__WORK TO COMPLETE__
Go through the records below and report each line with "Create" in it.

[Excerpts from an interface dataset]
= Beginning of Section =

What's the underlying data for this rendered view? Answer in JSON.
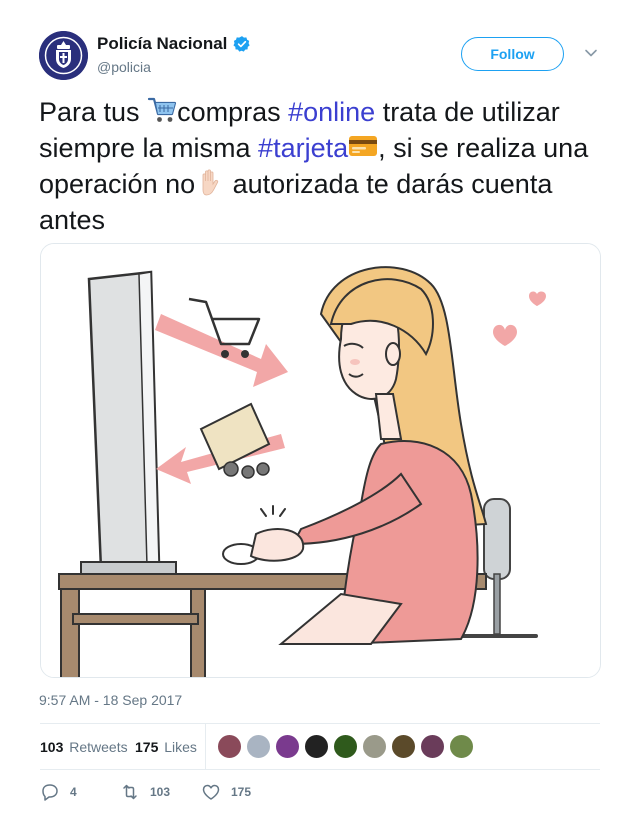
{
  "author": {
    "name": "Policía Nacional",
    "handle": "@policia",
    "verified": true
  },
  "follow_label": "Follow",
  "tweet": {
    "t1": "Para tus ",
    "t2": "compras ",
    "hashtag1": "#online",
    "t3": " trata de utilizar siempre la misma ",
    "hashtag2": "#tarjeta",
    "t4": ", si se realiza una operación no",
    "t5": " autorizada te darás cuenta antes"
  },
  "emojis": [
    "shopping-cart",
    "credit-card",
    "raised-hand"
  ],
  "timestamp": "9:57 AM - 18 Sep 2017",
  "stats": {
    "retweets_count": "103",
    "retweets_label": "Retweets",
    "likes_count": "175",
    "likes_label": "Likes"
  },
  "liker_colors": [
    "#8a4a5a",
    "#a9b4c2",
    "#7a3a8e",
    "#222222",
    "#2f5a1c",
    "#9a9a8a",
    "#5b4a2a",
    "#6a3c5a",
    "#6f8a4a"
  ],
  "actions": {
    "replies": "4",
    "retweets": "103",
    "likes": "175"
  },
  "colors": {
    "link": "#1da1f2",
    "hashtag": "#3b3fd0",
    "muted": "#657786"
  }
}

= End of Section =
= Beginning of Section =

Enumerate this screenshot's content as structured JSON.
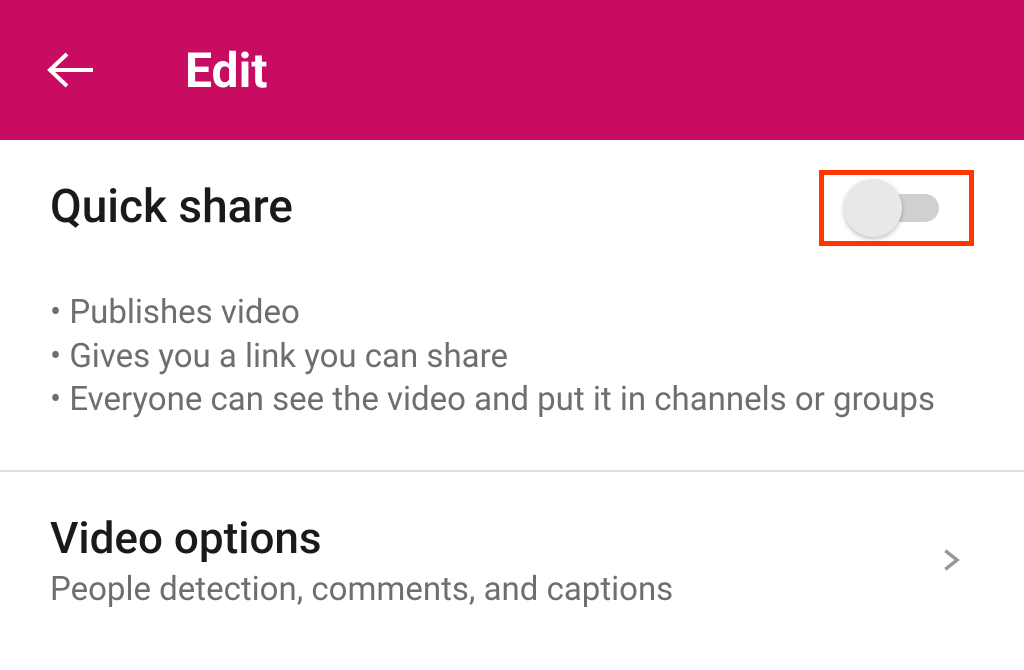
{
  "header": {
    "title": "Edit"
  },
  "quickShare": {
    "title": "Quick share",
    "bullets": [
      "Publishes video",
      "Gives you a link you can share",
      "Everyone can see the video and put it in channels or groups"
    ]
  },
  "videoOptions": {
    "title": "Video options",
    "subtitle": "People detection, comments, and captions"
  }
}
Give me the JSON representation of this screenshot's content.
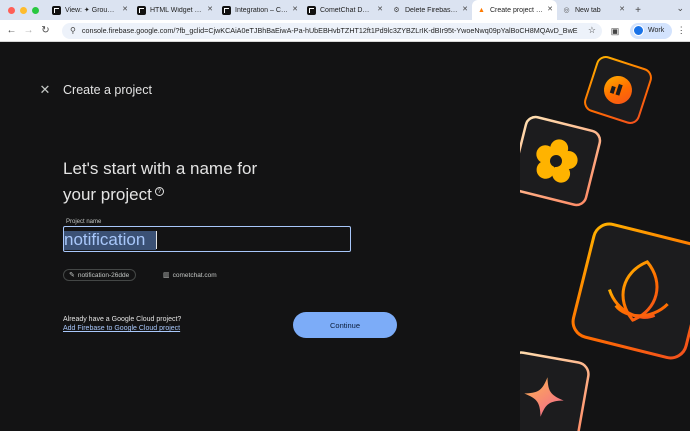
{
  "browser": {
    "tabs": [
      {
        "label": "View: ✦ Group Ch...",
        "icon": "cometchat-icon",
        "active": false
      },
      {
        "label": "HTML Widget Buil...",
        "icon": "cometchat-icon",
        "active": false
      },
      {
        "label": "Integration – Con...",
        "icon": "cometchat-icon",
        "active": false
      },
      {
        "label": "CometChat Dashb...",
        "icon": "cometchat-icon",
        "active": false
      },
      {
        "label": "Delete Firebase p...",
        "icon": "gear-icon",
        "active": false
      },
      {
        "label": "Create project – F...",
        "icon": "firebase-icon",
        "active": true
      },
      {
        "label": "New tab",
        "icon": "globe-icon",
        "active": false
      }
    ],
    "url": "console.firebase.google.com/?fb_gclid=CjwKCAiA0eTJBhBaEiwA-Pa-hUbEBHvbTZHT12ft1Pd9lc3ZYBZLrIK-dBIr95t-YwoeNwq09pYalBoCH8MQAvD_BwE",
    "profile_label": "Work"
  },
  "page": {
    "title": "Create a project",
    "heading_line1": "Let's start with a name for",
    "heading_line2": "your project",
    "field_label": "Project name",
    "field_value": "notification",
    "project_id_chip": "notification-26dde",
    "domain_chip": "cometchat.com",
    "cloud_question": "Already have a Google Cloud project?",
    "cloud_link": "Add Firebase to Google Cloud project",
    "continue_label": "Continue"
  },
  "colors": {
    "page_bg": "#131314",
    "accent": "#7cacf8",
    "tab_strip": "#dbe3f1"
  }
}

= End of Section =

__ANSWER BOX__
        "label": "Create project – F...",
    "title": "Create a project",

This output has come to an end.